CHEYENNE, Wyo. — The Wyoming Education Association recently put forth a report looking into why teachers in the state are leaving the profession. 

The study was done by Mark Perkins, Ph.D., at the University of Wyoming College of Education with the Wyoming Education Association.

The report surveyed 700 teachers throughout the state, and the following information was found:

  • About 12% of the surveyed teachers said they were quitting teaching by the end of the school year. 65% of the teachers said that if they could quit, they would, but cannot due to financial or other reasons. 
  • The study also found that teachers with higher levels of anxiety and/or depression are more likely to want to quit teaching.
  • Community and professional support correlate with a desire to quit, and professional support has a greater effect on that desire.
  • Since COVID, teachers have seen longer work hours and more incidents of aggression.

When asked, “If I could leave teaching entirely I would, but I feel I have to stay in teaching due to financial or other reasons,” the study found that teachers with anxiety and/or depression strongly agreed, with 21.59% of those who strongly agreed having depression and 15.39% experiencing anxiety. 


The depression and anxiety average was determined by The Beck’s Depression Inventory – Short Form and the General Anxiety Disorder-7 scales.
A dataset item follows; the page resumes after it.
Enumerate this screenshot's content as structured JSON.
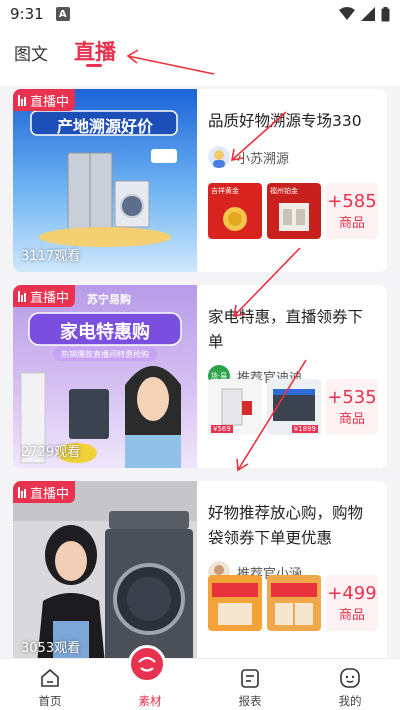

When asked, “My mental/emotional health makes me think about quitting teaching,” 41% of those surveyed agreed.

The teachers in the survey also reported how COVID-19 affected their working environments. They reported a decline in their mental health, the social climate of their schools, student behaviors and feelings of support. 
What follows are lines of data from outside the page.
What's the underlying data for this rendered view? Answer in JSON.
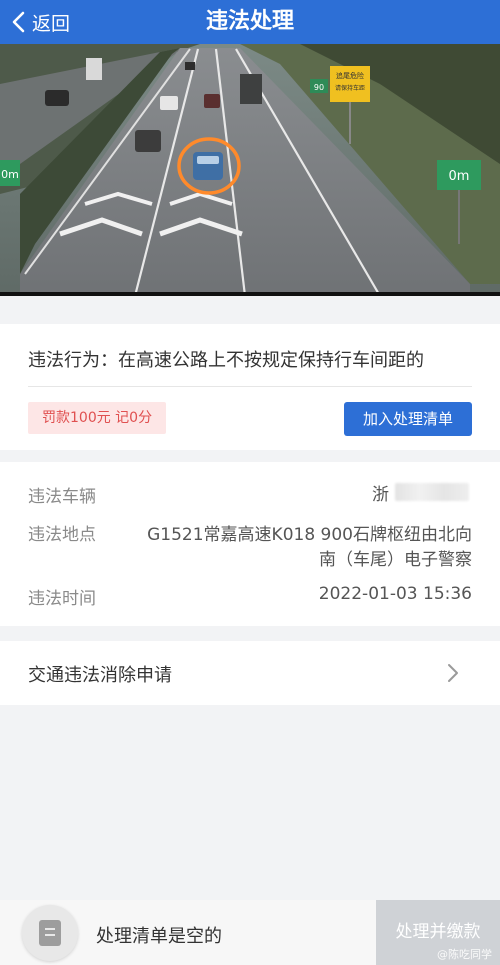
{
  "header": {
    "back_label": "返回",
    "title": "违法处理"
  },
  "photo": {
    "signs": [
      {
        "text": "0m"
      },
      {
        "text": "0m"
      },
      {
        "text": "90"
      },
      {
        "text": "追尾危险"
      },
      {
        "text": "请保持车距"
      }
    ]
  },
  "violation": {
    "behavior": "违法行为：在高速公路上不按规定保持行车间距的",
    "fine": "罚款100元 记0分",
    "add_button": "加入处理清单"
  },
  "details": {
    "vehicle_label": "违法车辆",
    "vehicle_value": "浙",
    "location_label": "违法地点",
    "location_line1": "G1521常嘉高速K018 900石牌枢纽由北向",
    "location_line2": "南（车尾）电子警察",
    "time_label": "违法时间",
    "time_value": "2022-01-03 15:36"
  },
  "appeal": {
    "label": "交通违法消除申请"
  },
  "bottom": {
    "empty_text": "处理清单是空的",
    "pay_button": "处理并缴款",
    "watermark": "@陈吃同学"
  },
  "colors": {
    "primary": "#2d6fd6",
    "fine_bg": "#fde6e6",
    "fine_text": "#e05050",
    "disabled": "#cfd2d6"
  },
  "icons": {
    "back": "chevron-left-icon",
    "chevron": "chevron-right-icon",
    "list": "list-document-icon"
  }
}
Teachers also reported an increase in physical and verbal attacks, as well as slight increases in self-reported incidences of harassment.